When she entered the seventh gate,
From her body the royal robe was removed.
“What is this?”
She was told:
“Quiet, Inanna, the ways of the underworld are perfect.
They may not be questioned.”
The seventh gate to the Underworld is the final one. According to Diane Wolkstein (if you remember, she was the poet/scholar whose translation I’m using), the number seven in the ancient world symbolized “wholeness”, and at this gate Inanna is “wholly” stripped of all her power: her queenly authority, her holy priesthood and her sexual allure. She squeezes through the narrow opening as naked as the day she was born.
For the first gate, I envisioned a grand gate built of bricks in the herringbone pattern used at the entrances of Sumerian tombs. For this last gate, however, I imagined a narrow opening in a natural rock wall – like an adit into a mine shaft. As I sketched striations in the rock, they took on a labial look and I remembered that at early human burial sites, excavated corpses were bound in a fetal position, as if they were going back into the womb of mother earth.
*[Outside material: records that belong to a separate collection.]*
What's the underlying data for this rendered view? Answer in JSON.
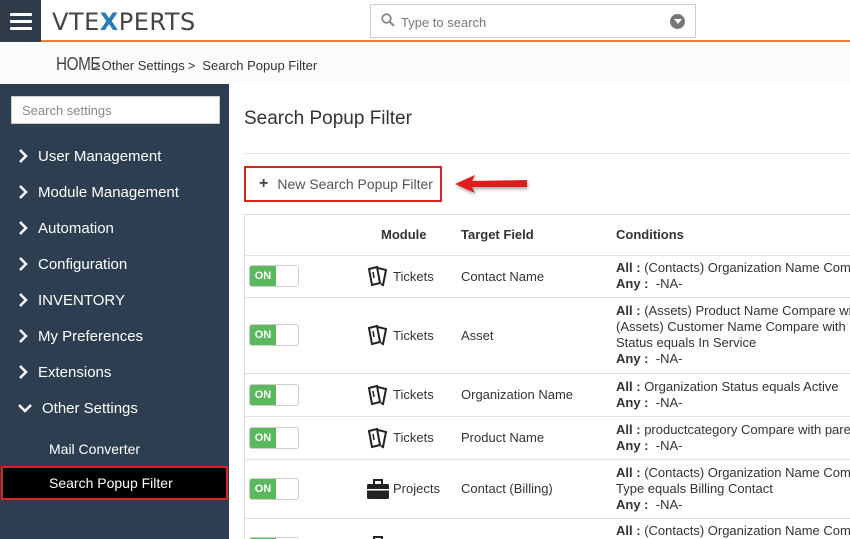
{
  "header": {
    "logo_prefix": "VTE",
    "logo_x": "X",
    "logo_suffix": "PERTS",
    "search_placeholder": "Type to search"
  },
  "breadcrumb": {
    "home": "HOME",
    "sep1": ">",
    "item1": "Other Settings",
    "sep2": ">",
    "item2": "Search Popup Filter"
  },
  "sidebar": {
    "search_placeholder": "Search settings",
    "items": [
      {
        "label": "User Management"
      },
      {
        "label": "Module Management"
      },
      {
        "label": "Automation"
      },
      {
        "label": "Configuration"
      },
      {
        "label": "INVENTORY"
      },
      {
        "label": "My Preferences"
      },
      {
        "label": "Extensions"
      },
      {
        "label": "Other Settings"
      }
    ],
    "subitems": [
      {
        "label": "Mail Converter"
      },
      {
        "label": "Search Popup Filter"
      }
    ]
  },
  "main": {
    "title": "Search Popup Filter",
    "new_button": "New Search Popup Filter",
    "columns": {
      "module": "Module",
      "target_field": "Target Field",
      "conditions": "Conditions"
    },
    "toggle_on": "ON",
    "all_label": "All :",
    "any_label": "Any :",
    "rows": [
      {
        "module": "Tickets",
        "target": "Contact Name",
        "all": [
          "(Contacts) Organization Name Com"
        ],
        "any": "-NA-"
      },
      {
        "module": "Tickets",
        "target": "Asset",
        "all": [
          "(Assets) Product Name Compare wi",
          "(Assets) Customer Name Compare with p",
          "Status equals In Service"
        ],
        "any": "-NA-"
      },
      {
        "module": "Tickets",
        "target": "Organization Name",
        "all": [
          "Organization Status equals Active"
        ],
        "any": "-NA-"
      },
      {
        "module": "Tickets",
        "target": "Product Name",
        "all": [
          "productcategory Compare with pare"
        ],
        "any": "-NA-"
      },
      {
        "module": "Projects",
        "target": "Contact (Billing)",
        "all": [
          "(Contacts) Organization Name Com",
          "Type equals Billing Contact"
        ],
        "any": "-NA-"
      },
      {
        "module": "",
        "target": "",
        "all": [
          "(Contacts) Organization Name Com"
        ],
        "any": ""
      }
    ]
  }
}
So a vaginal gate for Inanna felt right. In this woodcut, she is going back into the inchoate darkness and unformed possibilities of a womb.
Although she is naked, her hair is still “done”. She has lost everything she values – and no doubt she is afraid – but she retains her dignity, her sense of self. Elizabeth Kubler-Ross, the authoritative German psychiatrist who described the dying process in five tidy stages, observed that people die in character. In other words, we can not expect the process of dying to change who we are. I have found this not only to be true, but reassuring. Even in our last moments, we are still ourselves, still the accumulation of good and bad and everything in between that belongs to us alone. Inanna, on her way into the Underworld, remains a sacred queen, an archetypal goddess, and to show this, I gave her a tidy coif. However, down here in the trenches of ordinary life, dying is often no more “tidy” than giving birth. Even if we “die with dignity” (no feeding tubes, no breathing machines, no cardiac shock paddles), death may well be a bad hair day.
A note on my image: I’ve been experimenting with different inks and papers. For this one I used an oil-based Caligo ink on Arches 88 paper which is made of cotton fibers instead of Japanese kozo fibers. My first proof (posted above) did not have enough ink on the block to get solid blacks but I find I like the mottled effect. It feels like the grayness of a bad dream – dangerously insubstantial. But here’s a fully-inked print so you can see the difference.